What this task involves: Please retype the entries exactly as they stand, leaving out any pictures.

Data shown:
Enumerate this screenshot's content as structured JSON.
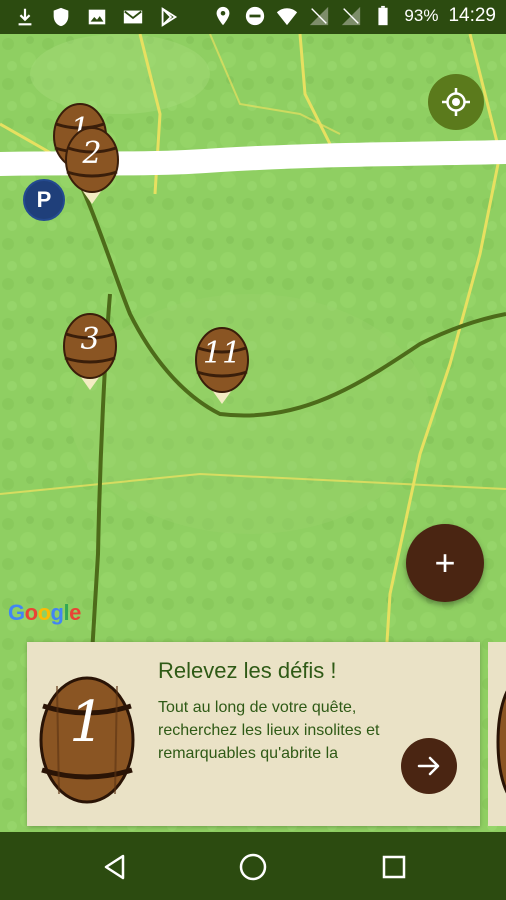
{
  "status_bar": {
    "left_icons": [
      "download-icon",
      "shield-icon",
      "image-icon",
      "mail-icon",
      "play-store-icon"
    ],
    "right_icons": [
      "location-icon",
      "do-not-disturb-icon",
      "wifi-icon",
      "signal-icon",
      "signal-icon",
      "battery-icon"
    ],
    "battery": "93%",
    "time": "14:29"
  },
  "map": {
    "markers": [
      {
        "number": "1"
      },
      {
        "number": "2"
      },
      {
        "number": "3"
      },
      {
        "number": "11"
      }
    ],
    "parking_label": "P",
    "google_logo": "Google",
    "add_label": "+"
  },
  "card": {
    "title": "Relevez les défis !",
    "text": "Tout au long de votre quête, recherchez les lieux insolites et remarquables qu'abrite la",
    "barrel_number": "1"
  },
  "nav_bar": {
    "buttons": [
      "back",
      "home",
      "recents"
    ]
  },
  "colors": {
    "status_bar": "#2c4b10",
    "map_green": "#8fcf62",
    "brown": "#4a2512",
    "card_bg": "#eae2c6",
    "title_green": "#2f5a16"
  }
}
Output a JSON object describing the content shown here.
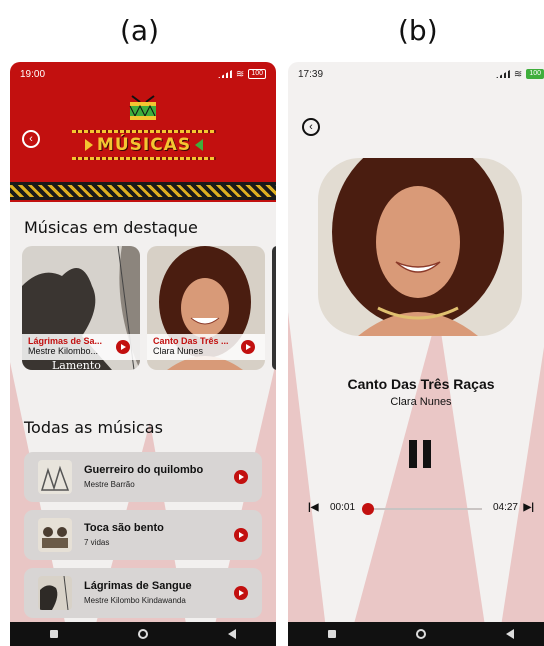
{
  "labels": {
    "a": "(a)",
    "b": "(b)"
  },
  "colors": {
    "accent": "#c2100f",
    "gold": "#f4c531",
    "green": "#3fae3c"
  },
  "screenA": {
    "status": {
      "time": "19:00",
      "battery": "100"
    },
    "header_title": "MÚSICAS",
    "featured_title": "Músicas em destaque",
    "featured": [
      {
        "title": "Lágrimas de Sa...",
        "artist": "Mestre Kilombo...",
        "caption": "Lamento"
      },
      {
        "title": "Canto Das Três ...",
        "artist": "Clara Nunes"
      }
    ],
    "all_title": "Todas as músicas",
    "songs": [
      {
        "title": "Guerreiro do quilombo",
        "artist": "Mestre Barrão"
      },
      {
        "title": "Toca são bento",
        "artist": "7 vidas"
      },
      {
        "title": "Lágrimas de Sangue",
        "artist": "Mestre Kilombo Kindawanda"
      }
    ]
  },
  "screenB": {
    "status": {
      "time": "17:39",
      "battery": "100"
    },
    "song_title": "Canto Das Três Raças",
    "artist": "Clara Nunes",
    "current_time": "00:01",
    "duration": "04:27",
    "progress": 0.0
  }
}
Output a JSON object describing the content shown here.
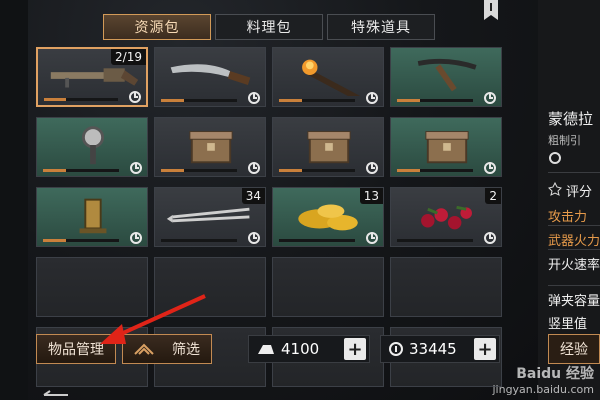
{
  "tabs": [
    {
      "label": "资源包",
      "active": true
    },
    {
      "label": "料理包",
      "active": false
    },
    {
      "label": "特殊道具",
      "active": false
    }
  ],
  "slots": [
    {
      "type": "gray",
      "item": "rifle-icon",
      "count": "2/19",
      "selected": true,
      "progress": 0.3
    },
    {
      "type": "gray",
      "item": "machete-icon",
      "count": "",
      "progress": 0.3
    },
    {
      "type": "gray",
      "item": "torch-icon",
      "count": "",
      "progress": 0.3
    },
    {
      "type": "green",
      "item": "pickaxe-icon",
      "count": "",
      "progress": 0.3
    },
    {
      "type": "green",
      "item": "shield-club-icon",
      "count": "",
      "progress": 0.3
    },
    {
      "type": "gray",
      "item": "chest-icon",
      "count": "",
      "progress": 0.3
    },
    {
      "type": "gray",
      "item": "chest-icon",
      "count": "",
      "progress": 0.3
    },
    {
      "type": "green",
      "item": "chest-icon",
      "count": "",
      "progress": 0.3
    },
    {
      "type": "green",
      "item": "lantern-icon",
      "count": "",
      "progress": 0.3
    },
    {
      "type": "gray",
      "item": "arrows-icon",
      "count": "34",
      "progress": 0
    },
    {
      "type": "green",
      "item": "mushroom-icon",
      "count": "13",
      "progress": 0
    },
    {
      "type": "gray",
      "item": "berries-icon",
      "count": "2",
      "progress": 0
    },
    {
      "type": "empty"
    },
    {
      "type": "empty"
    },
    {
      "type": "empty"
    },
    {
      "type": "empty"
    },
    {
      "type": "empty"
    },
    {
      "type": "empty"
    },
    {
      "type": "empty"
    },
    {
      "type": "empty"
    }
  ],
  "buttons": {
    "manage": "物品管理",
    "filter": "筛选"
  },
  "resources": {
    "iron": "4100",
    "gold": "33445"
  },
  "right_panel": {
    "name": "蒙德拉",
    "sub": "粗制引",
    "rating": "评分",
    "stats": [
      "攻击力",
      "武器火力",
      "开火速率",
      "弹夹容量",
      "竖里值"
    ],
    "action": "经验"
  },
  "watermark": {
    "line1": "Baidu 经验",
    "line2": "jingyan.baidu.com"
  },
  "colors": {
    "accent": "#d29a58",
    "progress": "#c9803b",
    "stat_orange": "#e69a4a",
    "arrow": "#e02418"
  }
}
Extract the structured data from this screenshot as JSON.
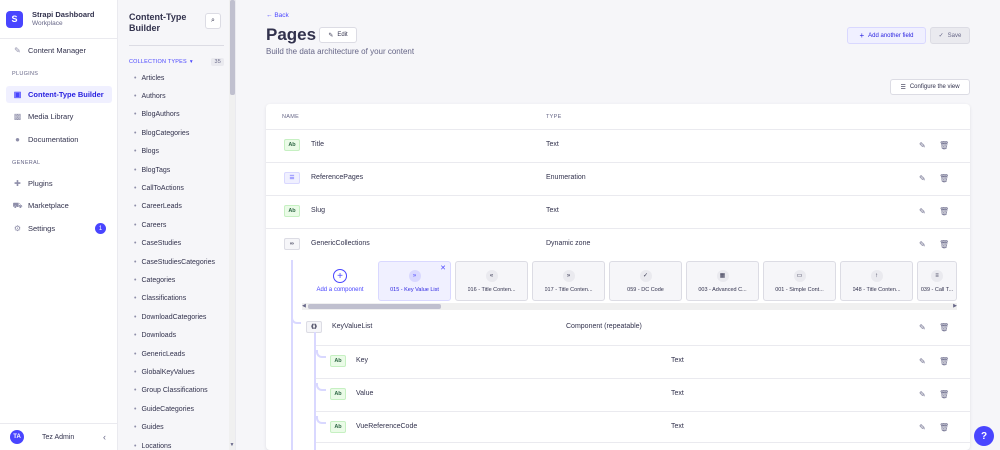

Answer:
Enumerate this screenshot's content as structured JSON.
{
  "status_bar": {
    "left_icons": [
      "download-icon",
      "shield-icon",
      "image-icon",
      "mail-icon",
      "play-store-icon"
    ],
    "right_icons": [
      "location-icon",
      "do-not-disturb-icon",
      "wifi-icon",
      "signal-icon",
      "signal-icon",
      "battery-icon"
    ],
    "battery": "93%",
    "time": "14:29"
  },
  "map": {
    "markers": [
      {
        "number": "1"
      },
      {
        "number": "2"
      },
      {
        "number": "3"
      },
      {
        "number": "11"
      }
    ],
    "parking_label": "P",
    "google_logo": "Google",
    "add_label": "+"
  },
  "card": {
    "title": "Relevez les défis !",
    "text": "Tout au long de votre quête, recherchez les lieux insolites et remarquables qu'abrite la",
    "barrel_number": "1"
  },
  "nav_bar": {
    "buttons": [
      "back",
      "home",
      "recents"
    ]
  },
  "colors": {
    "status_bar": "#2c4b10",
    "map_green": "#8fcf62",
    "brown": "#4a2512",
    "card_bg": "#eae2c6",
    "title_green": "#2f5a16"
  }
}
Output a JSON object describing the content shown here.
{
  "labels": {
    "a": "(a)",
    "b": "(b)"
  },
  "colors": {
    "accent": "#c2100f",
    "gold": "#f4c531",
    "green": "#3fae3c"
  },
  "screenA": {
    "status": {
      "time": "19:00",
      "battery": "100"
    },
    "header_title": "MÚSICAS",
    "featured_title": "Músicas em destaque",
    "featured": [
      {
        "title": "Lágrimas de Sa...",
        "artist": "Mestre Kilombo...",
        "caption": "Lamento"
      },
      {
        "title": "Canto Das Três ...",
        "artist": "Clara Nunes"
      }
    ],
    "all_title": "Todas as músicas",
    "songs": [
      {
        "title": "Guerreiro do quilombo",
        "artist": "Mestre Barrão"
      },
      {
        "title": "Toca são bento",
        "artist": "7 vidas"
      },
      {
        "title": "Lágrimas de Sangue",
        "artist": "Mestre Kilombo Kindawanda"
      }
    ]
  },
  "screenB": {
    "status": {
      "time": "17:39",
      "battery": "100"
    },
    "song_title": "Canto Das Três Raças",
    "artist": "Clara Nunes",
    "current_time": "00:01",
    "duration": "04:27",
    "progress": 0.0
  }
}
Output a JSON object describing the content shown here.
{
  "tabs": [
    {
      "label": "资源包",
      "active": true
    },
    {
      "label": "料理包",
      "active": false
    },
    {
      "label": "特殊道具",
      "active": false
    }
  ],
  "slots": [
    {
      "type": "gray",
      "item": "rifle-icon",
      "count": "2/19",
      "selected": true,
      "progress": 0.3
    },
    {
      "type": "gray",
      "item": "machete-icon",
      "count": "",
      "progress": 0.3
    },
    {
      "type": "gray",
      "item": "torch-icon",
      "count": "",
      "progress": 0.3
    },
    {
      "type": "green",
      "item": "pickaxe-icon",
      "count": "",
      "progress": 0.3
    },
    {
      "type": "green",
      "item": "shield-club-icon",
      "count": "",
      "progress": 0.3
    },
    {
      "type": "gray",
      "item": "chest-icon",
      "count": "",
      "progress": 0.3
    },
    {
      "type": "gray",
      "item": "chest-icon",
      "count": "",
      "progress": 0.3
    },
    {
      "type": "green",
      "item": "chest-icon",
      "count": "",
      "progress": 0.3
    },
    {
      "type": "green",
      "item": "lantern-icon",
      "count": "",
      "progress": 0.3
    },
    {
      "type": "gray",
      "item": "arrows-icon",
      "count": "34",
      "progress": 0
    },
    {
      "type": "green",
      "item": "mushroom-icon",
      "count": "13",
      "progress": 0
    },
    {
      "type": "gray",
      "item": "berries-icon",
      "count": "2",
      "progress": 0
    },
    {
      "type": "empty"
    },
    {
      "type": "empty"
    },
    {
      "type": "empty"
    },
    {
      "type": "empty"
    },
    {
      "type": "empty"
    },
    {
      "type": "empty"
    },
    {
      "type": "empty"
    },
    {
      "type": "empty"
    }
  ],
  "buttons": {
    "manage": "物品管理",
    "filter": "筛选"
  },
  "resources": {
    "iron": "4100",
    "gold": "33445"
  },
  "right_panel": {
    "name": "蒙德拉",
    "sub": "粗制引",
    "rating": "评分",
    "stats": [
      "攻击力",
      "武器火力",
      "开火速率",
      "弹夹容量",
      "竖里值"
    ],
    "action": "经验"
  },
  "watermark": {
    "line1": "Baidu 经验",
    "line2": "jingyan.baidu.com"
  },
  "colors": {
    "accent": "#d29a58",
    "progress": "#c9803b",
    "stat_orange": "#e69a4a",
    "arrow": "#e02418"
  }
}
Extract the structured data from this screenshot as JSON.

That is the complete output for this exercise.